The heat! Culture, shopping centres, great food, family. And I’ve been to some really beautiful places in Malaysia, Langkawi, KL, Penang… they’re all beautiful.
So where do you call home now?
Well I’ve always live in London so I definitely feel British, but I also love Malaysia a lot and want to go back soon.
You should come back for Merdeka! You obviously know Malaysia is celebrating 54 years of independence in August. What does independence and being independent mean to you?
That’s a good question. Independence is respect I guess and respect for yourself. That’s the main thing. Obviously Malaysia has been independent for a while now and I feel that Malaysians have really shown what it’s like to have your own identity and that’s a pretty great thing.
We try our best. What do you do in your down time then?

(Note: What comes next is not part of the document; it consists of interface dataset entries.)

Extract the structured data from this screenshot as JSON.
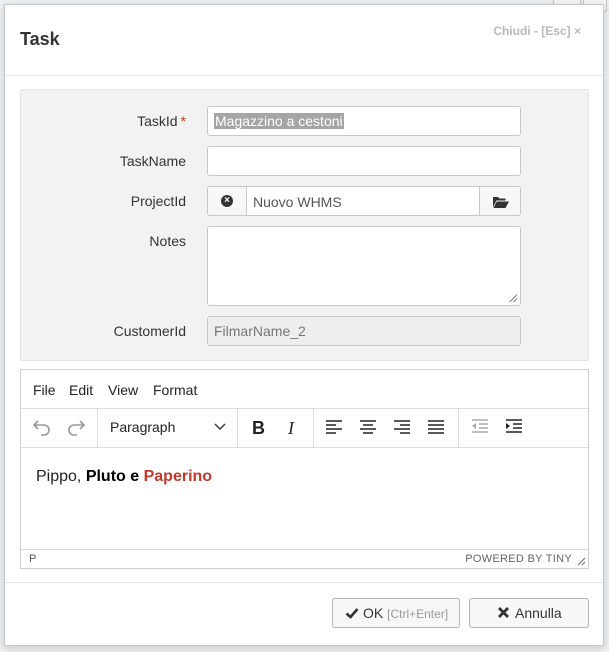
{
  "dialog": {
    "title": "Task",
    "close_label": "Chiudi - [Esc] ×"
  },
  "form": {
    "taskid_label": "TaskId",
    "taskid_required": "*",
    "taskid_value": "Magazzino a cestoni",
    "taskname_label": "TaskName",
    "taskname_value": "",
    "projectid_label": "ProjectId",
    "projectid_value": "Nuovo WHMS",
    "notes_label": "Notes",
    "notes_value": "",
    "customerid_label": "CustomerId",
    "customerid_value": "FilmarName_2"
  },
  "editor": {
    "menu": [
      "File",
      "Edit",
      "View",
      "Format"
    ],
    "block_format": "Paragraph",
    "content": {
      "plain": "Pippo, ",
      "bold": "Pluto e ",
      "red": "Paperino"
    },
    "path": "P",
    "powered_by": "POWERED BY TINY"
  },
  "footer": {
    "ok_label": "OK",
    "ok_hint": "[Ctrl+Enter]",
    "cancel_label": "Annulla"
  },
  "colors": {
    "required": "#c0392b",
    "highlight": "#c0392b",
    "selection": "#a5a5a5"
  }
}
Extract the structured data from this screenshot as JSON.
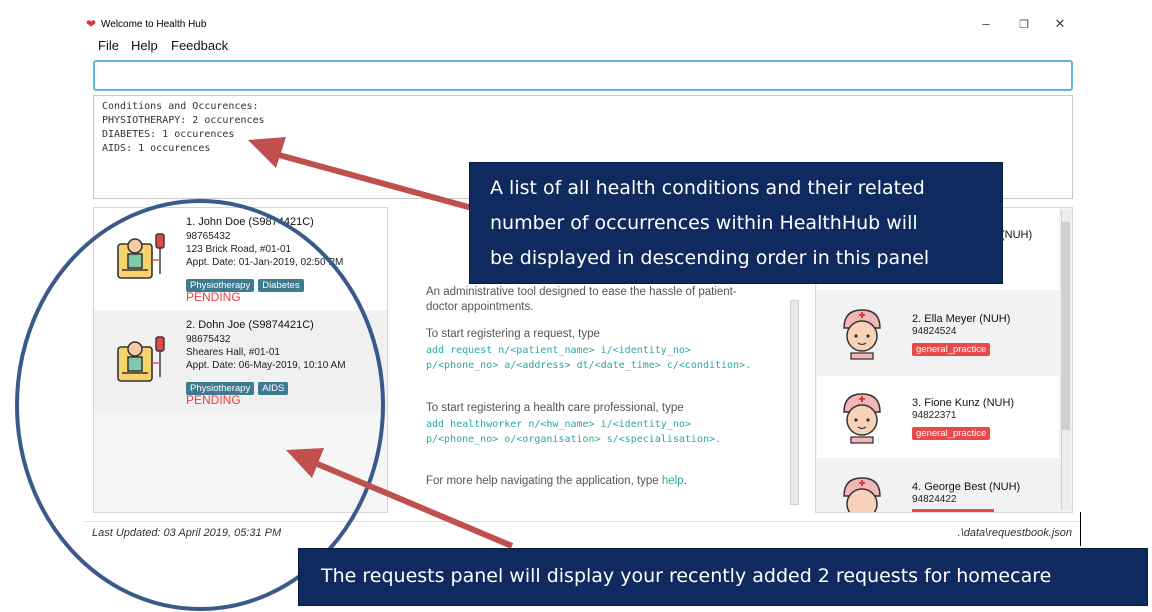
{
  "window": {
    "title": "Welcome to Health Hub",
    "icon": "heart-icon"
  },
  "menu": [
    "File",
    "Help",
    "Feedback"
  ],
  "command": {
    "value": ""
  },
  "result": [
    "Conditions and Occurences:",
    "PHYSIOTHERAPY: 2 occurences",
    "DIABETES: 1 occurences",
    "AIDS: 1 occurences"
  ],
  "requests": [
    {
      "title": "1.  John Doe  (S9874421C)",
      "phone": "98765432",
      "address": "123 Brick Road, #01-01",
      "date": "Appt. Date: 01-Jan-2019, 02:50 PM",
      "tags": [
        "Physiotherapy",
        "Diabetes"
      ],
      "status": "PENDING"
    },
    {
      "title": "2.  Dohn Joe  (S9874421C)",
      "phone": "98675432",
      "address": "Sheares Hall, #01-01",
      "date": "Appt. Date: 06-May-2019, 10:10 AM",
      "tags": [
        "Physiotherapy",
        "AIDS"
      ],
      "status": "PENDING"
    }
  ],
  "help": {
    "intro": "An administrative tool designed to ease the hassle of patient-",
    "intro2": "doctor appointments.",
    "req_label": "To start registering a request, type",
    "req_code1": "add request n/<patient_name> i/<identity_no>",
    "req_code2": "p/<phone_no> a/<address> dt/<date_time> c/<condition>.",
    "hw_label": "To start registering a health care professional, type",
    "hw_code1": "add healthworker n/<hw_name> i/<identity_no>",
    "hw_code2": "p/<phone_no> o/<organisation> s/<specialisation>.",
    "more": "For more help navigating the application, type ",
    "more_cmd": "help",
    "more_end": "."
  },
  "workers": [
    {
      "name_tail": "(NUH)",
      "phone": "",
      "tag": ""
    },
    {
      "name": "2.  Ella Meyer  (NUH)",
      "phone": "94824524",
      "tag": "general_practice"
    },
    {
      "name": "3.  Fione Kunz  (NUH)",
      "phone": "94822371",
      "tag": "general_practice"
    },
    {
      "name": "4.  George Best  (NUH)",
      "phone": "94824422",
      "tag": ""
    }
  ],
  "status": {
    "last_updated": "Last Updated: 03 April 2019, 05:31 PM",
    "file": ".\\data\\requestbook.json"
  },
  "annotations": {
    "top": [
      "A list of all health conditions and their related",
      "number of occurrences within HealthHub will",
      "be displayed in descending order in this panel"
    ],
    "bottom": "The requests panel will display your recently added 2 requests for homecare"
  },
  "colors": {
    "tag": "#3e7b91",
    "pending": "#ef3c3c",
    "worker_tag": "#e84a4a",
    "callout": "#0f2a5e",
    "arrow": "#c0504d",
    "circle": "#3b5a8c"
  }
}
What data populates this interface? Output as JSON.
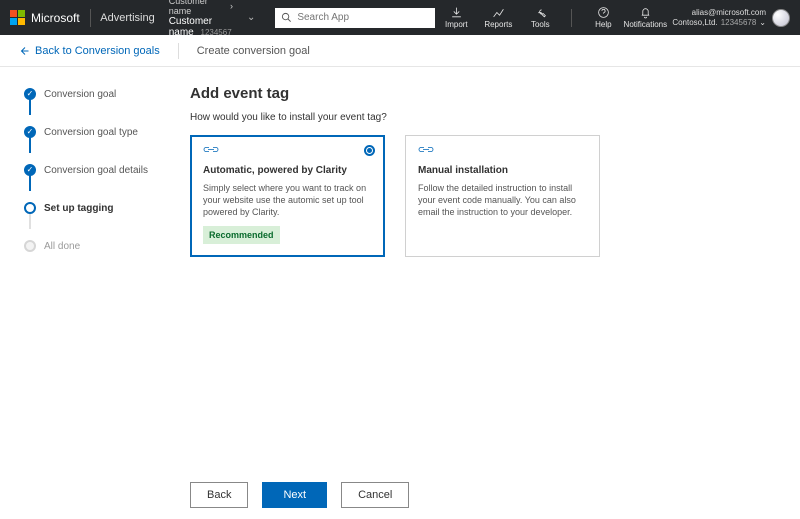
{
  "header": {
    "brand": "Microsoft",
    "product": "Advertising",
    "customer_line1": "Customer name",
    "customer_line2": "Customer name",
    "customer_number": "1234567",
    "search_placeholder": "Search App",
    "tools": {
      "import": "Import",
      "reports": "Reports",
      "tools": "Tools",
      "help": "Help",
      "notifications": "Notifications"
    },
    "account_email": "alias@microsoft.com",
    "account_name": "Contoso,Ltd.",
    "account_number": "12345678"
  },
  "subheader": {
    "back": "Back to Conversion goals",
    "title": "Create conversion goal"
  },
  "steps": {
    "s1": "Conversion goal",
    "s2": "Conversion goal type",
    "s3": "Conversion goal details",
    "s4": "Set up tagging",
    "s5": "All done"
  },
  "main": {
    "heading": "Add event tag",
    "prompt": "How would you like to install your event tag?",
    "card1": {
      "title": "Automatic, powered by Clarity",
      "desc": "Simply select where you want to track on your website use the automic set up tool powered by Clarity.",
      "badge": "Recommended"
    },
    "card2": {
      "title": "Manual installation",
      "desc": "Follow the detailed instruction to install your event code manually. You can also email the instruction to your developer."
    }
  },
  "footer": {
    "back": "Back",
    "next": "Next",
    "cancel": "Cancel"
  }
}
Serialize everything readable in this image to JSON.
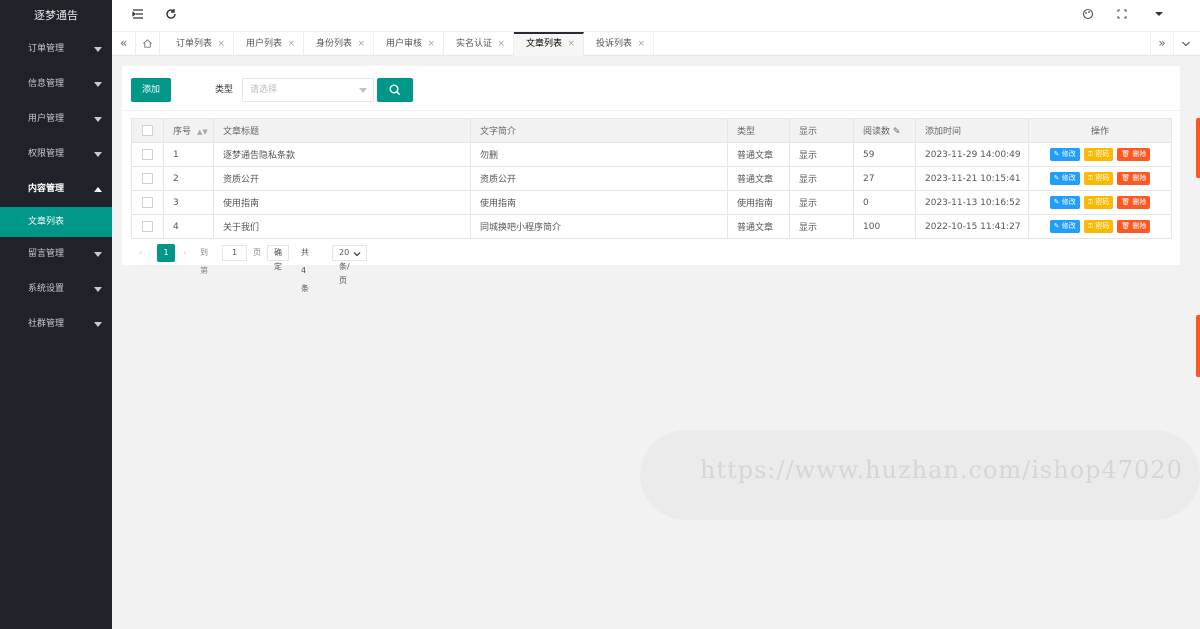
{
  "sidebar": {
    "title": "逐梦通告",
    "items": [
      {
        "label": "订单管理"
      },
      {
        "label": "信息管理"
      },
      {
        "label": "用户管理"
      },
      {
        "label": "权限管理"
      },
      {
        "label": "内容管理"
      },
      {
        "label": "留言管理"
      },
      {
        "label": "系统设置"
      },
      {
        "label": "社群管理"
      }
    ],
    "active_sub": "文章列表"
  },
  "header": {
    "icons": [
      "menu-fold-icon",
      "refresh-icon",
      "theme-icon",
      "fullscreen-icon",
      "more-icon"
    ]
  },
  "tabs": {
    "items": [
      {
        "label": "订单列表"
      },
      {
        "label": "用户列表"
      },
      {
        "label": "身份列表"
      },
      {
        "label": "用户审核"
      },
      {
        "label": "实名认证"
      },
      {
        "label": "文章列表",
        "active": true
      },
      {
        "label": "投诉列表"
      }
    ],
    "close_glyph": "×"
  },
  "toolbar": {
    "add_label": "添加",
    "type_label": "类型",
    "type_placeholder": "请选择"
  },
  "table": {
    "headers": {
      "seq": "序号",
      "title": "文章标题",
      "intro": "文字简介",
      "type": "类型",
      "show": "显示",
      "reads": "阅读数",
      "time": "添加时间",
      "ops": "操作"
    },
    "rows": [
      {
        "seq": "1",
        "title": "逐梦通告隐私条款",
        "intro": "勿删",
        "type": "普通文章",
        "show": "显示",
        "reads": "59",
        "time": "2023-11-29 14:00:49"
      },
      {
        "seq": "2",
        "title": "资质公开",
        "intro": "资质公开",
        "type": "普通文章",
        "show": "显示",
        "reads": "27",
        "time": "2023-11-21 10:15:41"
      },
      {
        "seq": "3",
        "title": "使用指南",
        "intro": "使用指南",
        "type": "使用指南",
        "show": "显示",
        "reads": "0",
        "time": "2023-11-13 10:16:52"
      },
      {
        "seq": "4",
        "title": "关于我们",
        "intro": "同城换吧小程序简介",
        "type": "普通文章",
        "show": "显示",
        "reads": "100",
        "time": "2022-10-15 11:41:27"
      }
    ],
    "ops": {
      "edit": "修改",
      "pwd": "密码",
      "del": "删除"
    }
  },
  "pager": {
    "current": "1",
    "goto_label": "到第",
    "goto_value": "1",
    "page_unit": "页",
    "confirm": "确定",
    "total": "共 4 条",
    "page_size": "20 条/页"
  },
  "watermark": "https://www.huzhan.com/ishop47020",
  "colors": {
    "primary": "#009688",
    "sidebar": "#20222a",
    "edit": "#1e9fff",
    "pwd": "#ffb800",
    "del": "#ff5722"
  }
}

Really boring stuff, like cooking dinner and hanging out with friends. I’ve pretty much been on the road constantly so I haven’t had that much time at home, so when I get back all I can think about is doing my washing…
Ah yes, doing the laundry! What embarrassing songs would we find on your MP3 player?
I don’t really get embarrassed much anymore, but I like ToTo, and Michael McDonald’s stuff, so yeah, they can be described as my guilty pleasures!
If you could have one super power what would it be and why?
Hmmm…probably the power to stop time. It means I’d never be late for a start, which I always am. You could go and mess around with people and stop time and knock peoples hats off and really freak them out. You could do anything you wanted. You’d be pretty deviant if you could stop time.
We’ll know who to look for if things start getting freaky soon! Where do you see yourself in 50 years?
50 years? Wow, I’d be 78. Hopefully still alive! Be healthy and maybe live in a little place by the sea somewhere nice, somewhere beautiful. I’d like a long career but you know, not many people make music till they’re that old but if I still am and capable of making music at that age then that would be amazing.
Craving more of Jamie Woon? Check out his latest album at www.myspace.com/jamiewoon.